In all cases the court may promote reconciliation and encourage and facilitate the settlement in an amicable way of proceedings for common assault, or for any other offence of a personal or private nature not amounting to felony, and not aggravated in degree, on terms of payment of compensation or other terms approved by the court, and may thereupon order the proceedings to be stayed or terminated.
A pre sentence report is meant to assist the court to arrive at a fair sentence and in some cases, the most appropriate. It is never binding on the trial court. On this point I do not wish to say any more.
Whenever a trial court is seized of a matter and the prosecution proves a lesser offence to the one charged, it may proceed to convict for the lesser offence. This however must comply with section 169 (1) of the Criminal Procedure Code. The section provides:
(1) Every such judgment shall, except as otherwise expressly provided by this Code, be written by or under the direction of the presiding officer of the court in the language of the court, and shall contain the point or points for determination, the decision thereon and the reasons for the decision, and shall be dated and signed by the presiding officer in open court at the time of pronouncing it.
(2) In the case of a conviction, the judgment shall specify the offence of which, and the section of the Penal Code or other law under which, the accused person is convicted, and the punishment to which he is sentenced.
(3) In the case of an acquittal, the judgment shall state the offence of which the accused person is acquitted, and shall direct that he be set at liberty.
(see NYANAMBA VS.REPUBLIC  KLR 599)
For the court to convict an accused for the lesser offence, under section 179 of the Criminal Procedure code two factors must be considered:
(1) Whether the circumstances embodied in the major charge necessarily and according to the definition of the offence imputed by that charge constitute the minor charge also.
(2) Whether the charge under the major charge ( section 296 (2) of the Penal Code in the instant charge) gave the accused notice of all the circumstances going to constitute the offence under the section (234 of the Penal Code) which he was convicted.
The offence of robbery under section 296(2) of the Penal Code, is merely theft that is accompanied by either threat to use violence or use of violence or where the offender is armed with an offensive or dangerous weapon or where he is in company of one or more persons.
It can be discerned that where robbery may not be proved assault or grievous harm may. This is because these two offences are a subset of the offence of robbery.
The learned trial magistrate erroneously indicated that he was invoking section 179 (1) of the Penal Code to convict the appellant on a lesser charge. This ought to have been under section 179 (1) of the Criminal Procedure Code. In my view this was not prejudicial to the appellant . This error is curable under section 382 of the Criminal Procedure Code.
The judgment of the learned trial magistrate satisfied the requirements of section 169(1) of the Criminal Procedure Code.

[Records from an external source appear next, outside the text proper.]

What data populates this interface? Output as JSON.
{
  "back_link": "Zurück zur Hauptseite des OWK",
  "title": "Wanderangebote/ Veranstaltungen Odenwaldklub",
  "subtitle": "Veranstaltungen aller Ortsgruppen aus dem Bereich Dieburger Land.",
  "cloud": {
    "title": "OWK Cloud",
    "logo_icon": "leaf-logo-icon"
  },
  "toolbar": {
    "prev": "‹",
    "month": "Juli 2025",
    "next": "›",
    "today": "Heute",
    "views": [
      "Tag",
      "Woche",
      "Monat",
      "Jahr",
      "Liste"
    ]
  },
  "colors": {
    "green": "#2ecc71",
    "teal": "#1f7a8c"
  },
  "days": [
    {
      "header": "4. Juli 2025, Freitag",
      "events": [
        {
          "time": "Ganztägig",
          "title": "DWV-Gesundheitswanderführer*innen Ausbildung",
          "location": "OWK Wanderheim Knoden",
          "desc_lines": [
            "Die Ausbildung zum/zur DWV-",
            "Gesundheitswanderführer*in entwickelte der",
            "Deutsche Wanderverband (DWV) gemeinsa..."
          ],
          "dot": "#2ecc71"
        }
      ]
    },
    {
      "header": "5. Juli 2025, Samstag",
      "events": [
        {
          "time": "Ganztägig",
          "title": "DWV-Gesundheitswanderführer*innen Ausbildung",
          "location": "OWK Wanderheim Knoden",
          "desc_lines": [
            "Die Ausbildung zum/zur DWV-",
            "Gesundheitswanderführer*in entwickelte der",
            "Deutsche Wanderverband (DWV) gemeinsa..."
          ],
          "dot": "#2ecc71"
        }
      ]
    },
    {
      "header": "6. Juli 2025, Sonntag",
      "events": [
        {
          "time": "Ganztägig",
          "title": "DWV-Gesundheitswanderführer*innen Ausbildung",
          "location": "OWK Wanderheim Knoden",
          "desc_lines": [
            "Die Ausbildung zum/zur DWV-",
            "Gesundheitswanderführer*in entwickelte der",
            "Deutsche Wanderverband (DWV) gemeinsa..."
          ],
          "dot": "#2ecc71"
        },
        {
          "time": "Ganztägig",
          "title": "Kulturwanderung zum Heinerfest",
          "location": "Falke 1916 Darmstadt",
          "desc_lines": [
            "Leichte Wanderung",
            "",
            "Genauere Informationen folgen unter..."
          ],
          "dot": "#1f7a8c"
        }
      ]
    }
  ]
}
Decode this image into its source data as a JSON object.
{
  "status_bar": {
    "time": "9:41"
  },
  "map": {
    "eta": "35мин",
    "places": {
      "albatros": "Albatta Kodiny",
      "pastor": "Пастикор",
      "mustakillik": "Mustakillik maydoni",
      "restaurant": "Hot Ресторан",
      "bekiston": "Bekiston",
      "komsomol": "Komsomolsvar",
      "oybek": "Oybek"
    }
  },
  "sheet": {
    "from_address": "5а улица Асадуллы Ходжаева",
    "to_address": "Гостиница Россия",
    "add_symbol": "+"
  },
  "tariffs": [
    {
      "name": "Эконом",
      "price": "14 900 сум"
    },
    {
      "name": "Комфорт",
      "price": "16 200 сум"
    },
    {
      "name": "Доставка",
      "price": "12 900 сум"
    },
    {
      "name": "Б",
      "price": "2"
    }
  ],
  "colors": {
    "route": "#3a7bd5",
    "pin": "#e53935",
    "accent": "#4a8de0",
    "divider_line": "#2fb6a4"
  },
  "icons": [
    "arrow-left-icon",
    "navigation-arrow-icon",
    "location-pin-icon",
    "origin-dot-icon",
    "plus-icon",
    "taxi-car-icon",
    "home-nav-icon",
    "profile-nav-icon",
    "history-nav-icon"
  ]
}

Was there evidence to convict the appellant for the offence of grievous harm? Although the appellant contended that the complainant beat him, there is no medical evidence to support his claim. Though he called witnesses who supported his contention, none of them explained how the complainant sustained the injuries. When PW2, PW3 and PW4 were cross examined, none of them was challenged with the fact that it was the complainant who beat the appellant. The learned trial magistrate was right to dismiss his defence.
Dr. Njuguna Mbeere (PW5) saw the complainant when the injuries were less than 2 hours old. He assessed the injuries as grievous harm .
There were several eye witnesses who testified that it was the appellant who inflicted the injuries on the complainant. The evidence of PW1, PW2, PW3 and PW4 was clear as to who inflicted the injuries on the complainant and by use of what weapon.
In a nutshell, the conviction of the appellant was based on sound evidence. His appeal on conviction must therefore fail.
DATED at Meru 20th day of December 2016
KIARIE WAWERU KIARIE